_ACTIVITY_
Check each line of the material below for "Windows", then copy the ones that contain it.

_EXCERPTED DATA_

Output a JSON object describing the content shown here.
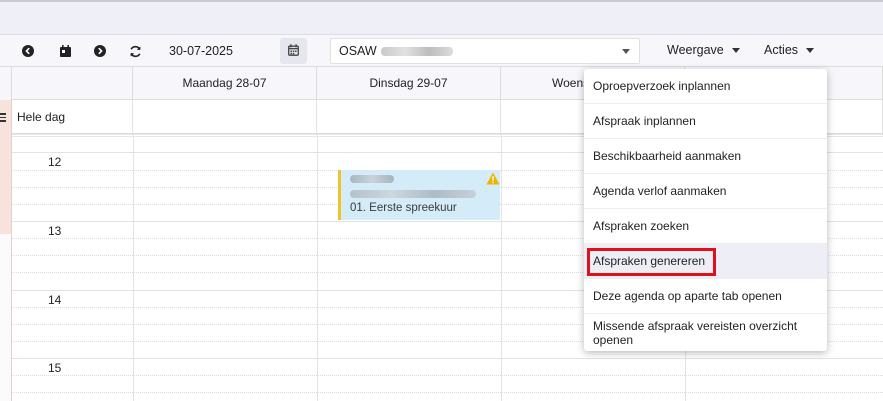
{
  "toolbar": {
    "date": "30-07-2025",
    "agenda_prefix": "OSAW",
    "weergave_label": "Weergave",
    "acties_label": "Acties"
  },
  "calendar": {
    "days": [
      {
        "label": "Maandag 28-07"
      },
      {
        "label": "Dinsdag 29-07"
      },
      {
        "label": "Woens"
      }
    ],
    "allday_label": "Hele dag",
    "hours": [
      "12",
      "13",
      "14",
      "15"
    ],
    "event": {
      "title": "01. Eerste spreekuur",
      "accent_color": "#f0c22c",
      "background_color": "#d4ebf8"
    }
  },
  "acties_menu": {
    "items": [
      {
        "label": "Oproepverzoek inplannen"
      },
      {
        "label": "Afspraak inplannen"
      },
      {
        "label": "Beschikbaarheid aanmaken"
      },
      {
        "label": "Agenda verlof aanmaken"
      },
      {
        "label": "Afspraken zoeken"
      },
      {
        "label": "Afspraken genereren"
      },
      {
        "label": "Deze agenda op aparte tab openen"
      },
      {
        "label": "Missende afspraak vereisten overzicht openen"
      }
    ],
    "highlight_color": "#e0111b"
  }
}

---

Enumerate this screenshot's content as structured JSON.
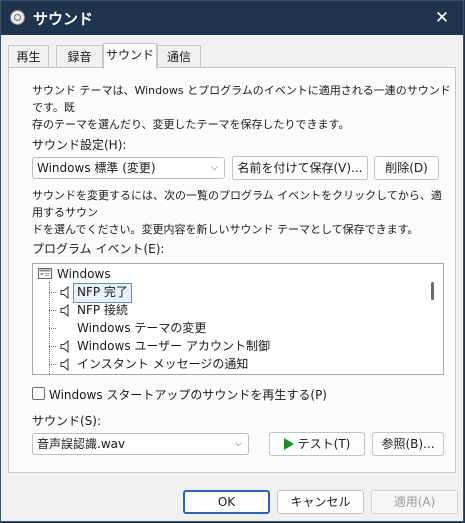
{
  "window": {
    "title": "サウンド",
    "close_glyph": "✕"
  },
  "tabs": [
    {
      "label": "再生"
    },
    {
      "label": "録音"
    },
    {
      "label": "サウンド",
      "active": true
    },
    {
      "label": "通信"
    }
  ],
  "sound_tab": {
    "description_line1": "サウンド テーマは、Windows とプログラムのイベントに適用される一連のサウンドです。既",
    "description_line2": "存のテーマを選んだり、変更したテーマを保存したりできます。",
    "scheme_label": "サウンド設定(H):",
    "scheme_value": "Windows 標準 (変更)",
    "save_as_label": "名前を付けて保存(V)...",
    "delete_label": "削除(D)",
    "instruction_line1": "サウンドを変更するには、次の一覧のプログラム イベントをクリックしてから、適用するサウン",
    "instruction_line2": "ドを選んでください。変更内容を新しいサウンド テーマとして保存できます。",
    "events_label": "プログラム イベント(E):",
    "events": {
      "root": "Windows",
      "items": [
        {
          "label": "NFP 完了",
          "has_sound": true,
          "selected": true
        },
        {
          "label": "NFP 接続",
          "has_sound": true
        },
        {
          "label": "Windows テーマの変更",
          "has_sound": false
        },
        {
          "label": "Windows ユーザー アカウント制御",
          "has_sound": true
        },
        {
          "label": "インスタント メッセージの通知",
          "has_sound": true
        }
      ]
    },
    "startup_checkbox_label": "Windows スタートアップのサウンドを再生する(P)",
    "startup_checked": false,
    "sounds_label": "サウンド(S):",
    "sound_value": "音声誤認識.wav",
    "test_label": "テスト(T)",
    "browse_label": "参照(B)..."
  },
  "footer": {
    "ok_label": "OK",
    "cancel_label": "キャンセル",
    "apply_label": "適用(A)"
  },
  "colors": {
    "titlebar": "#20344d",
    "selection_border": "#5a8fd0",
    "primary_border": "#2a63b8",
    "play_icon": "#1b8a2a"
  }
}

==

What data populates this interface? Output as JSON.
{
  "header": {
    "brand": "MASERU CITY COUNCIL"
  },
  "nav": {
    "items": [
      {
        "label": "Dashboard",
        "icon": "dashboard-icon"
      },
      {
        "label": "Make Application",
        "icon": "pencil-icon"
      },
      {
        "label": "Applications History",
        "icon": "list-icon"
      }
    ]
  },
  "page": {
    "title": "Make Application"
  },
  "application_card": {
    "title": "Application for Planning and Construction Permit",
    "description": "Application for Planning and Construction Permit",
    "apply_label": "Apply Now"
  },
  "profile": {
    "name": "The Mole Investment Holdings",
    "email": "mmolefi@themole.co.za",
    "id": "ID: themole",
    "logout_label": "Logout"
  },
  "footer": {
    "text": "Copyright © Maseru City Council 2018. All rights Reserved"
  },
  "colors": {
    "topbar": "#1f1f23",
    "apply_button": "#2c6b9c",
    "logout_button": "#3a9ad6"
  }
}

_SOLUTION FOR THIS EXERCISE_
    "description_line1": "サウンド テーマは、Windows とプログラムのイベントに適用される一連のサウンドです。既",
    "scheme_value": "Windows 標準 (変更)",
      "root": "Windows",
          "label": "Windows テーマの変更",
          "label": "Windows ユーザー アカウント制御",
    "startup_checkbox_label": "Windows スタートアップのサウンドを再生する(P)",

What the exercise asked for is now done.